In much the way surgeons need skilled hands and fighter pilots must have great eyesight, there is at least one key requirement for election workers handling the recount in California’s controller race: long attention spans. Starting Friday, they will gather in government offices and sit four to a table, where ballots will be lined up for their review. One worker will read a voter’s decision, another will watch and two more will keep count. They will do this thousands and thousands of times. “It has to be people who can stay focused, because you can understand how boring it can get,” said Debra Porter, Imperial County registrar. And if the workers lose count, they’ll have to backtrack to make sure they get it right. This tedious process is at the heart of what could become the largest recount in California history. It will also showcase a rarely discussed area of state law that observers and participants say fails to provide an equitable safeguard in close elections.
Assemblyman John A. Pérez called for the review after finishing 481 votes behind Betty Yee, a Board of Equalization member, in the June 3 primary. The two Democrats are battling for the chance to face off with Ashley Swearengin, the Republican mayor of Fresno, in the November general election.
Although recounts are intended to impartially weed out mistakes that could unfairly determine an election’s outcome, in California they are just another arena where political gamesmanship and fundraising can play a key role.

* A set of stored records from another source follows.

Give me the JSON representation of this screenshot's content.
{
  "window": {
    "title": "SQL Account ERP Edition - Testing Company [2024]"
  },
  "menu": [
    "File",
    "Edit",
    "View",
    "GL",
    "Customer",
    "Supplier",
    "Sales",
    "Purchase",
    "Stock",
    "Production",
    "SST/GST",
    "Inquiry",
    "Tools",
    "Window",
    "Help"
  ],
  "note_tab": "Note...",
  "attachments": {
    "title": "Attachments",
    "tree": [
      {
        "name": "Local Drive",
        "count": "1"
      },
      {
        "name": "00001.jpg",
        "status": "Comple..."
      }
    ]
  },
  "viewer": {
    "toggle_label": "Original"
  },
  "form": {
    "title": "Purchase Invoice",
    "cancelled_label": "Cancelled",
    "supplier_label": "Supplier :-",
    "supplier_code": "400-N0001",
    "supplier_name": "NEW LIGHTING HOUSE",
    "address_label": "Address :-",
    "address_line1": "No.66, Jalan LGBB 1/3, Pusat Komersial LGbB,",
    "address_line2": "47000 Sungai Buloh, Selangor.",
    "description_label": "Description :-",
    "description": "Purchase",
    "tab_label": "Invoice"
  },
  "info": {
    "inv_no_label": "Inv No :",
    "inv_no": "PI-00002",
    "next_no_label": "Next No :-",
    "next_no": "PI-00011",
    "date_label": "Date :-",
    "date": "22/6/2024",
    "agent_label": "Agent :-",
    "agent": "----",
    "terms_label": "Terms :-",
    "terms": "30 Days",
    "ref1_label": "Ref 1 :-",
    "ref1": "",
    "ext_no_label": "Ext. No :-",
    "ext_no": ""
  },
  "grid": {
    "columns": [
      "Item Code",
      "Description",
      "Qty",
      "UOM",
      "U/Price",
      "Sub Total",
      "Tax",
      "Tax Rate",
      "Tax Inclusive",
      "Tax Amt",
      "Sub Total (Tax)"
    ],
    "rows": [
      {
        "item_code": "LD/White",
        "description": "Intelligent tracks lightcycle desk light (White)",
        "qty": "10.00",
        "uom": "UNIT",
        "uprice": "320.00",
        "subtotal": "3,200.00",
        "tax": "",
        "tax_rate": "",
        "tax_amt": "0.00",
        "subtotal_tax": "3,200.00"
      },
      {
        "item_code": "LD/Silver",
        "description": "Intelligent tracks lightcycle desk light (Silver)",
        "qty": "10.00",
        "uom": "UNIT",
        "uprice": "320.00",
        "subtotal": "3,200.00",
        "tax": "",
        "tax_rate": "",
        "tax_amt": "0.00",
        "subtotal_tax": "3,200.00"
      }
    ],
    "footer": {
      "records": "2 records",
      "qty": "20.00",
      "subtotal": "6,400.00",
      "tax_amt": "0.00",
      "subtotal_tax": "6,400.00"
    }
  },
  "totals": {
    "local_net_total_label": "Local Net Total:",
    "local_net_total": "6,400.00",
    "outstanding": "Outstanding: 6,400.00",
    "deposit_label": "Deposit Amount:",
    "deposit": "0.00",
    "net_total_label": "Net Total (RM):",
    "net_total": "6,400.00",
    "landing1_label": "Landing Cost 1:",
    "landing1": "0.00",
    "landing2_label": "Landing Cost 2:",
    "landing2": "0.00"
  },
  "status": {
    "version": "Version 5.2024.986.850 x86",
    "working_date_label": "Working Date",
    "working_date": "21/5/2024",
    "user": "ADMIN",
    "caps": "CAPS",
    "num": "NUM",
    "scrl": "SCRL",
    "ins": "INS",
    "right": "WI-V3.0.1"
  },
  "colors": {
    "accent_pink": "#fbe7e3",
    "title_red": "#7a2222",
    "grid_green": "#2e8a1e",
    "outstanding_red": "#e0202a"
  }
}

Unlike some other states, California doesn’t require that ballots be inspected in close elections. A candidate or any registered voter may request a review, but he or she must foot the bill, meaning the ability to double-check votes is dependent on the size of candidates’ wallets or the generosity of their campaign donors.